  • Nas; The World Is Yours – entire musical component of this beat feels just disappeared, Nas sounded good though, good clarity on the percussive beat.
  • No Doubt; Hey You – Sounds pretty good, punchy guitar is there, Gwen’s Vocals are a little recessed, particularly when she gets higher, imaging was just completely off on harpsichord solo, could only hear it in my right ear, caused immediate fatigue
  • Rage Against The Machine; (various) – sounded very solid all in all, no perceptible complaints
  • Sister Sledge; Thinking Of You – great clarity, could really hear the bass line and violin harmonies, all in all an unexpectedly pleasant surprise at this point
  • Vanilla Sky; Umbrella – sibilant cluttered mess, super thin, sounded pretty terrible, unlistenable
  • Bob Marley; She’s Gone – it sounded good, except the bass was unbearably muddy, fatigue and resonance, no tone/pitch
  • Fleetwood Mac; Seven Wonders – significant midrange recession, couldn’t hear the normally awesome background instruments in this song
  • Pantera; Cowboys From Hell – sibilance really bad, vocals recessed, didn’t sound great
  • I’m Coming Out; Diana Ross – sounded solid over all, no perceptible complaints, vocals sound really nice here
  • Queen; Gold Old-Fashioned Lover Boy – sounded decent, but Freddy Mercury’s vocal/harmony style doesn’t syngergize well at all with the general style of these headphones

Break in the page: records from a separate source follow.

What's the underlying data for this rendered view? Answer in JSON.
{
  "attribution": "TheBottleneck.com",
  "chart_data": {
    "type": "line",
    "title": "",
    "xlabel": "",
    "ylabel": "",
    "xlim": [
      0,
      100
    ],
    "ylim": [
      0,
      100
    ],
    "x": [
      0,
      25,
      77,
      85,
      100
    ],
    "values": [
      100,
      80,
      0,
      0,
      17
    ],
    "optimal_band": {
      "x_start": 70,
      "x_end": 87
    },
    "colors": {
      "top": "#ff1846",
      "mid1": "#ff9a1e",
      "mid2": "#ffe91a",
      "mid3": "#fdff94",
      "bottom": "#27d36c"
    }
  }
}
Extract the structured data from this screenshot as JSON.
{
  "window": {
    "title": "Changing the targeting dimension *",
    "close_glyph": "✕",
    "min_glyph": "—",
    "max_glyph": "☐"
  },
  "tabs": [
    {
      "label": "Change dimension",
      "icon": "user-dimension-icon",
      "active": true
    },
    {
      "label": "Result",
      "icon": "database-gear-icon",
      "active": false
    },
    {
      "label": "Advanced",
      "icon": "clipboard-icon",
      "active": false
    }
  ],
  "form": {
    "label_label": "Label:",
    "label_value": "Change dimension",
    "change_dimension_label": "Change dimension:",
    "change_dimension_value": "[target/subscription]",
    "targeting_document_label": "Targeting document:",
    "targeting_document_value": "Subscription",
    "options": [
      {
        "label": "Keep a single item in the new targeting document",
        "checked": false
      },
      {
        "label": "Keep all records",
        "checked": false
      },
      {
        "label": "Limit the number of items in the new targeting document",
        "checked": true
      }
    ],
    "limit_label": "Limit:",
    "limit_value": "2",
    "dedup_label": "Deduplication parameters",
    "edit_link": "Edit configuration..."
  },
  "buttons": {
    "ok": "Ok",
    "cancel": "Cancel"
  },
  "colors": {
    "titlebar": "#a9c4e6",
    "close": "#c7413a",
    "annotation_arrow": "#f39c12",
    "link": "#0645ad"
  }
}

Overall Take, As Compared To The Competition

The Superlux HD681 has reasonably even and consistent reproduction, but a very thin and flat overall sound with perpetual sibilance, the latter of which seemed to cause really variable and unpredictable quality across specific songs. They’re pretty comfortable to wear at least. This niche has become very competitive though, and there are as or even less expensive headphones that generally sound better and are more consistent. And, for not that much more money, additional options open up that sound significantly better.

See the Superlux HD681 on Amazon (affiliate link)